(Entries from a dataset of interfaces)
*-*-*

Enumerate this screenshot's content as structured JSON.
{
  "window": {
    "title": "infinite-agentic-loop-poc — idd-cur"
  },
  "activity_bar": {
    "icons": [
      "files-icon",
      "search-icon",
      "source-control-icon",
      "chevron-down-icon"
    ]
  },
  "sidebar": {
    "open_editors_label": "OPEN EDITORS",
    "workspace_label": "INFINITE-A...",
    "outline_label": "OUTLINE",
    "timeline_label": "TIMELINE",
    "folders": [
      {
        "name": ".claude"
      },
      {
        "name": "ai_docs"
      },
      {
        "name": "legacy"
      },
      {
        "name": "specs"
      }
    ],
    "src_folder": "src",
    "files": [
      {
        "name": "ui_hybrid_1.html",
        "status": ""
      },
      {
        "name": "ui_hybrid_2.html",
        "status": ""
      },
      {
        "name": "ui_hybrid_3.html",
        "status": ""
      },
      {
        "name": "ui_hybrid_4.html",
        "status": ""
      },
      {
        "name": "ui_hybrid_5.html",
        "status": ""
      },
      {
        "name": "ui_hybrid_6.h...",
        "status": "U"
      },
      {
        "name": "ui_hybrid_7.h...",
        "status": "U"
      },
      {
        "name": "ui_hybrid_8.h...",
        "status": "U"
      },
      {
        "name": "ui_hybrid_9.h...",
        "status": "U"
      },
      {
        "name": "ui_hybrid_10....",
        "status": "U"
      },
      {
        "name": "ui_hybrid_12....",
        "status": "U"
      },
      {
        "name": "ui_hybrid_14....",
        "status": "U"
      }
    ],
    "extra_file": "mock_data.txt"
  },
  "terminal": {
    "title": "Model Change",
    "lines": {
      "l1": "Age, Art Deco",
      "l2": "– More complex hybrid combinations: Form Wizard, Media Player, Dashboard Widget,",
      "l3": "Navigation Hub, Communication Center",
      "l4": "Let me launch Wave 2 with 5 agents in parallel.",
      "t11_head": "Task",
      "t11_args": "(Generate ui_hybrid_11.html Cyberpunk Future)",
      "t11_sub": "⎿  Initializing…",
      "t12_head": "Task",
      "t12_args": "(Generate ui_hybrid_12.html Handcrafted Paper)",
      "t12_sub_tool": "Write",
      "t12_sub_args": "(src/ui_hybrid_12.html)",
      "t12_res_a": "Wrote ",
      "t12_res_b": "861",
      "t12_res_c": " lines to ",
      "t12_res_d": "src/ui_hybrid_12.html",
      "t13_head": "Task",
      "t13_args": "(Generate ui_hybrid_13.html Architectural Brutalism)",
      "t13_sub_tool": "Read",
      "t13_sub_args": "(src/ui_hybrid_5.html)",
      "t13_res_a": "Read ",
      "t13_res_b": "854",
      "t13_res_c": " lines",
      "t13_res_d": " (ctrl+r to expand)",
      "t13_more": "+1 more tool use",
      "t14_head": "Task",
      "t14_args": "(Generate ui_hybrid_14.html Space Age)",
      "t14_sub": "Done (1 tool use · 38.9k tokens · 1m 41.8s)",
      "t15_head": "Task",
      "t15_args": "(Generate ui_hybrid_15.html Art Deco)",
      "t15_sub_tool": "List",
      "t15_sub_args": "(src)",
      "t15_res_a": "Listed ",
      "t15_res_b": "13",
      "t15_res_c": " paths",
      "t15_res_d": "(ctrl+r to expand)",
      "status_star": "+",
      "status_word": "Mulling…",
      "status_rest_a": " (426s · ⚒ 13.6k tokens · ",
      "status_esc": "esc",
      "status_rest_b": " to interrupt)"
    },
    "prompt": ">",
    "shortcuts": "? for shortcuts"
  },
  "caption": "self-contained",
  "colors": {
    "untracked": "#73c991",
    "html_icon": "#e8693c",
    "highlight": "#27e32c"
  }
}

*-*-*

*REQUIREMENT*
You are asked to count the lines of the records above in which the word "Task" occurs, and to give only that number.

*ANSWER SPACE*
5